# [DIRECTIONS FOR THIS TASK]
Quote the listing below in full and exactly as written, but omit every picture.

# [MATERIAL SUPPLIED]
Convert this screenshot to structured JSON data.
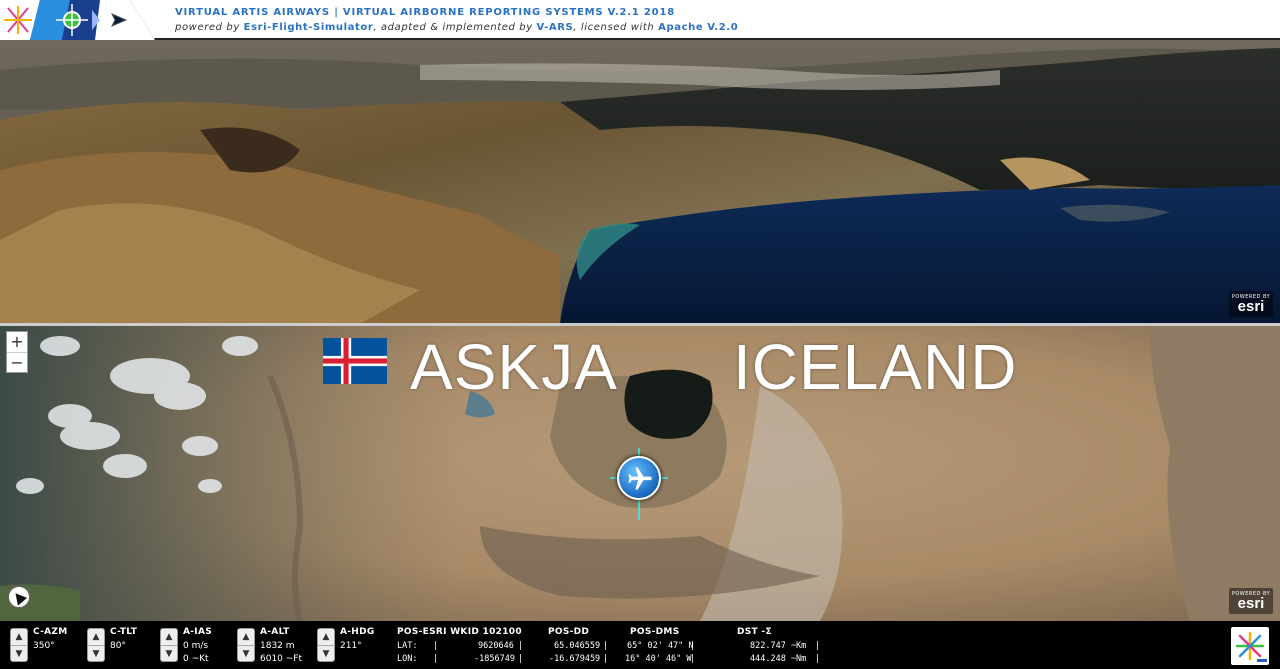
{
  "header": {
    "title": "VIRTUAL ARTIS AIRWAYS | VIRTUAL AIRBORNE REPORTING SYSTEMS V.2.1 2018",
    "sub_prefix": "powered by ",
    "sub_link1": "Esri-Flight-Simulator",
    "sub_mid": ", adapted & implemented by ",
    "sub_link2": "V-ARS",
    "sub_mid2": ", licensed with ",
    "sub_link3": "Apache V.2.0"
  },
  "esri_badge": {
    "powered": "POWERED BY",
    "brand": "esri"
  },
  "map": {
    "zoom_in": "+",
    "zoom_out": "−",
    "place_name": "ASKJA",
    "country": "ICELAND"
  },
  "instruments": {
    "c_azm": {
      "label": "C-AZM",
      "value": "350°"
    },
    "c_tlt": {
      "label": "C-TLT",
      "value": "80°"
    },
    "a_ias": {
      "label": "A-IAS",
      "value1": "0 m/s",
      "value2": "0 ~Kt"
    },
    "a_alt": {
      "label": "A-ALT",
      "value1": "1832 m",
      "value2": "6010 ~Ft"
    },
    "a_hdg": {
      "label": "A-HDG",
      "value": "211°"
    },
    "pos_esri": {
      "label": "POS-ESRI WKID 102100",
      "lat_label": "LAT:",
      "lon_label": "LON:",
      "lat": "9620646",
      "lon": "-1856749"
    },
    "pos_dd": {
      "label": "POS-DD",
      "lat": "65.046559",
      "lon": "-16.679459"
    },
    "pos_dms": {
      "label": "POS-DMS",
      "lat": "65° 02' 47\" N",
      "lon": "16° 40' 46\" W"
    },
    "dst": {
      "label": "DST -Σ",
      "km": "822.747 ~Km",
      "nm": "444.248 ~Nm"
    },
    "spin_up": "▲",
    "spin_down": "▼",
    "sep": "|"
  },
  "colors": {
    "header_link": "#2a72c4",
    "flag_blue": "#02529c",
    "flag_red": "#dc1e35"
  }
}
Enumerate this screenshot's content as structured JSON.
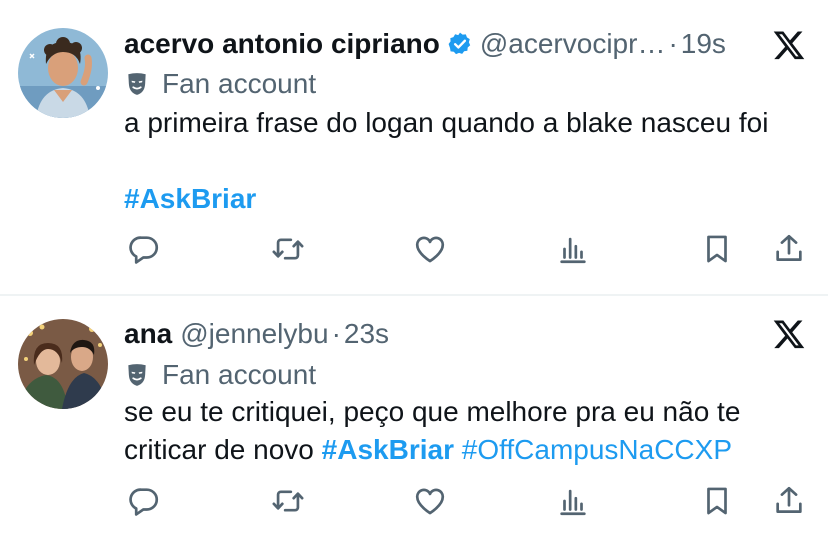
{
  "colors": {
    "text_primary": "#0f1419",
    "text_secondary": "#536471",
    "accent": "#1d9bf0",
    "divider": "#eff3f4"
  },
  "tweets": [
    {
      "display_name": "acervo antonio cipriano",
      "verified": true,
      "handle": "@acervocipr…",
      "separator": "·",
      "time": "19s",
      "label": "Fan account",
      "label_icon": "mask-icon",
      "text_lines": [
        "a primeira frase do logan quando a blake nasceu foi"
      ],
      "hashtags": [
        "#AskBriar"
      ],
      "actions": [
        "reply-icon",
        "retweet-icon",
        "like-icon",
        "views-icon",
        "bookmark-icon",
        "share-icon"
      ],
      "source_icon": "x-logo-icon"
    },
    {
      "display_name": "ana",
      "verified": false,
      "handle": "@jennelybu",
      "separator": "·",
      "time": "23s",
      "label": "Fan account",
      "label_icon": "mask-icon",
      "text_lines": [
        "se eu te critiquei, peço que melhore pra eu não te",
        "criticar de novo"
      ],
      "hashtags": [
        "#AskBriar",
        "#OffCampusNaCCXP"
      ],
      "actions": [
        "reply-icon",
        "retweet-icon",
        "like-icon",
        "views-icon",
        "bookmark-icon",
        "share-icon"
      ],
      "source_icon": "x-logo-icon"
    }
  ]
}
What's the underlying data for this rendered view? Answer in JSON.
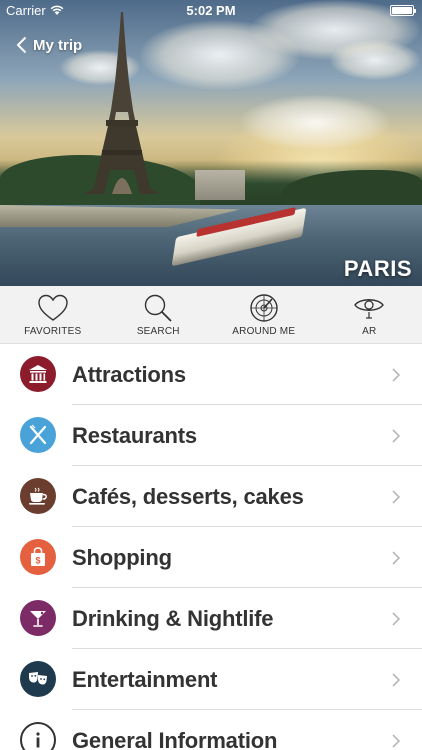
{
  "status_bar": {
    "carrier": "Carrier",
    "time": "5:02 PM"
  },
  "nav": {
    "back_label": "My trip"
  },
  "hero": {
    "city": "PARIS"
  },
  "toolbar": [
    {
      "label": "FAVORITES",
      "icon": "heart-icon"
    },
    {
      "label": "SEARCH",
      "icon": "search-icon"
    },
    {
      "label": "AROUND ME",
      "icon": "radar-icon"
    },
    {
      "label": "AR",
      "icon": "eye-icon"
    }
  ],
  "categories": [
    {
      "label": "Attractions",
      "icon": "museum-icon",
      "color": "#8c1c2b"
    },
    {
      "label": "Restaurants",
      "icon": "fork-knife-icon",
      "color": "#49a3d8"
    },
    {
      "label": "Cafés, desserts, cakes",
      "icon": "coffee-cup-icon",
      "color": "#6b3d2e"
    },
    {
      "label": "Shopping",
      "icon": "shopping-bag-icon",
      "color": "#e4603e"
    },
    {
      "label": "Drinking & Nightlife",
      "icon": "cocktail-icon",
      "color": "#7c2b66"
    },
    {
      "label": "Entertainment",
      "icon": "theater-masks-icon",
      "color": "#1f3a4d"
    },
    {
      "label": "General Information",
      "icon": "info-icon",
      "color": "#333333"
    }
  ]
}
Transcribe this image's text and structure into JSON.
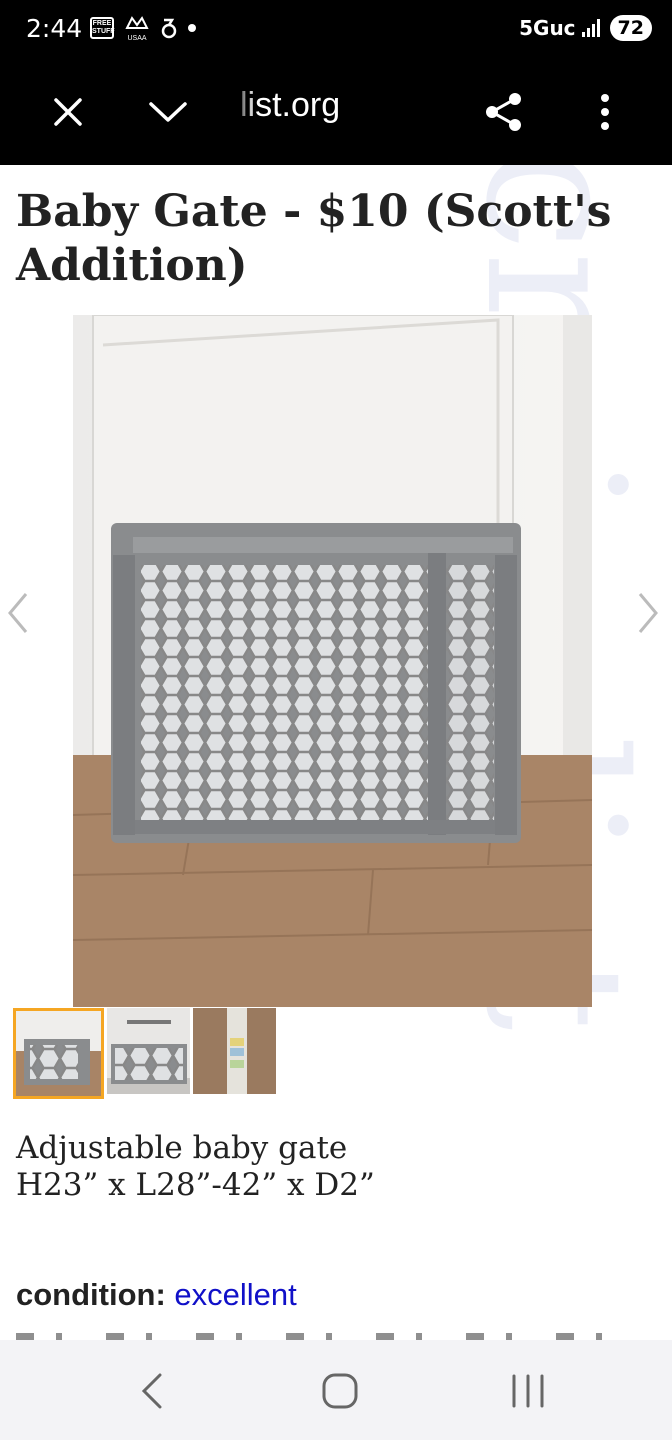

# [ANSWER]
Convert this screenshot to structured JSON data.
{
  "header": {
    "title": "VIRTUAL ARTIS AIRWAYS | VIRTUAL AIRBORNE REPORTING SYSTEMS V.2.1 2018",
    "sub_prefix": "powered by ",
    "sub_link1": "Esri-Flight-Simulator",
    "sub_mid": ", adapted & implemented by ",
    "sub_link2": "V-ARS",
    "sub_mid2": ", licensed with ",
    "sub_link3": "Apache V.2.0"
  },
  "esri_badge": {
    "powered": "POWERED BY",
    "brand": "esri"
  },
  "map": {
    "zoom_in": "+",
    "zoom_out": "−",
    "place_name": "ASKJA",
    "country": "ICELAND"
  },
  "instruments": {
    "c_azm": {
      "label": "C-AZM",
      "value": "350°"
    },
    "c_tlt": {
      "label": "C-TLT",
      "value": "80°"
    },
    "a_ias": {
      "label": "A-IAS",
      "value1": "0 m/s",
      "value2": "0 ~Kt"
    },
    "a_alt": {
      "label": "A-ALT",
      "value1": "1832 m",
      "value2": "6010 ~Ft"
    },
    "a_hdg": {
      "label": "A-HDG",
      "value": "211°"
    },
    "pos_esri": {
      "label": "POS-ESRI WKID 102100",
      "lat_label": "LAT:",
      "lon_label": "LON:",
      "lat": "9620646",
      "lon": "-1856749"
    },
    "pos_dd": {
      "label": "POS-DD",
      "lat": "65.046559",
      "lon": "-16.679459"
    },
    "pos_dms": {
      "label": "POS-DMS",
      "lat": "65° 02' 47\" N",
      "lon": "16° 40' 46\" W"
    },
    "dst": {
      "label": "DST -Σ",
      "km": "822.747 ~Km",
      "nm": "444.248 ~Nm"
    },
    "spin_up": "▲",
    "spin_down": "▼",
    "sep": "|"
  },
  "colors": {
    "header_link": "#2a72c4",
    "flag_blue": "#02529c",
    "flag_red": "#dc1e35"
  }
}
Enumerate this screenshot's content as structured JSON.
{
  "colors": {
    "text_primary": "#0f1419",
    "text_secondary": "#536471",
    "accent": "#1d9bf0",
    "divider": "#eff3f4"
  },
  "tweets": [
    {
      "display_name": "acervo antonio cipriano",
      "verified": true,
      "handle": "@acervocipr…",
      "separator": "·",
      "time": "19s",
      "label": "Fan account",
      "label_icon": "mask-icon",
      "text_lines": [
        "a primeira frase do logan quando a blake nasceu foi"
      ],
      "hashtags": [
        "#AskBriar"
      ],
      "actions": [
        "reply-icon",
        "retweet-icon",
        "like-icon",
        "views-icon",
        "bookmark-icon",
        "share-icon"
      ],
      "source_icon": "x-logo-icon"
    },
    {
      "display_name": "ana",
      "verified": false,
      "handle": "@jennelybu",
      "separator": "·",
      "time": "23s",
      "label": "Fan account",
      "label_icon": "mask-icon",
      "text_lines": [
        "se eu te critiquei, peço que melhore pra eu não te",
        "criticar de novo"
      ],
      "hashtags": [
        "#AskBriar",
        "#OffCampusNaCCXP"
      ],
      "actions": [
        "reply-icon",
        "retweet-icon",
        "like-icon",
        "views-icon",
        "bookmark-icon",
        "share-icon"
      ],
      "source_icon": "x-logo-icon"
    }
  ]
}
What's the underlying data for this rendered view? Answer in JSON.
{
  "status_bar": {
    "carrier": "Carrier",
    "time": "5:02 PM"
  },
  "nav": {
    "back_label": "My trip"
  },
  "hero": {
    "city": "PARIS"
  },
  "toolbar": [
    {
      "label": "FAVORITES",
      "icon": "heart-icon"
    },
    {
      "label": "SEARCH",
      "icon": "search-icon"
    },
    {
      "label": "AROUND ME",
      "icon": "radar-icon"
    },
    {
      "label": "AR",
      "icon": "eye-icon"
    }
  ],
  "categories": [
    {
      "label": "Attractions",
      "icon": "museum-icon",
      "color": "#8c1c2b"
    },
    {
      "label": "Restaurants",
      "icon": "fork-knife-icon",
      "color": "#49a3d8"
    },
    {
      "label": "Cafés, desserts, cakes",
      "icon": "coffee-cup-icon",
      "color": "#6b3d2e"
    },
    {
      "label": "Shopping",
      "icon": "shopping-bag-icon",
      "color": "#e4603e"
    },
    {
      "label": "Drinking & Nightlife",
      "icon": "cocktail-icon",
      "color": "#7c2b66"
    },
    {
      "label": "Entertainment",
      "icon": "theater-masks-icon",
      "color": "#1f3a4d"
    },
    {
      "label": "General Information",
      "icon": "info-icon",
      "color": "#333333"
    }
  ]
}
Transcribe this image's text and structure into JSON.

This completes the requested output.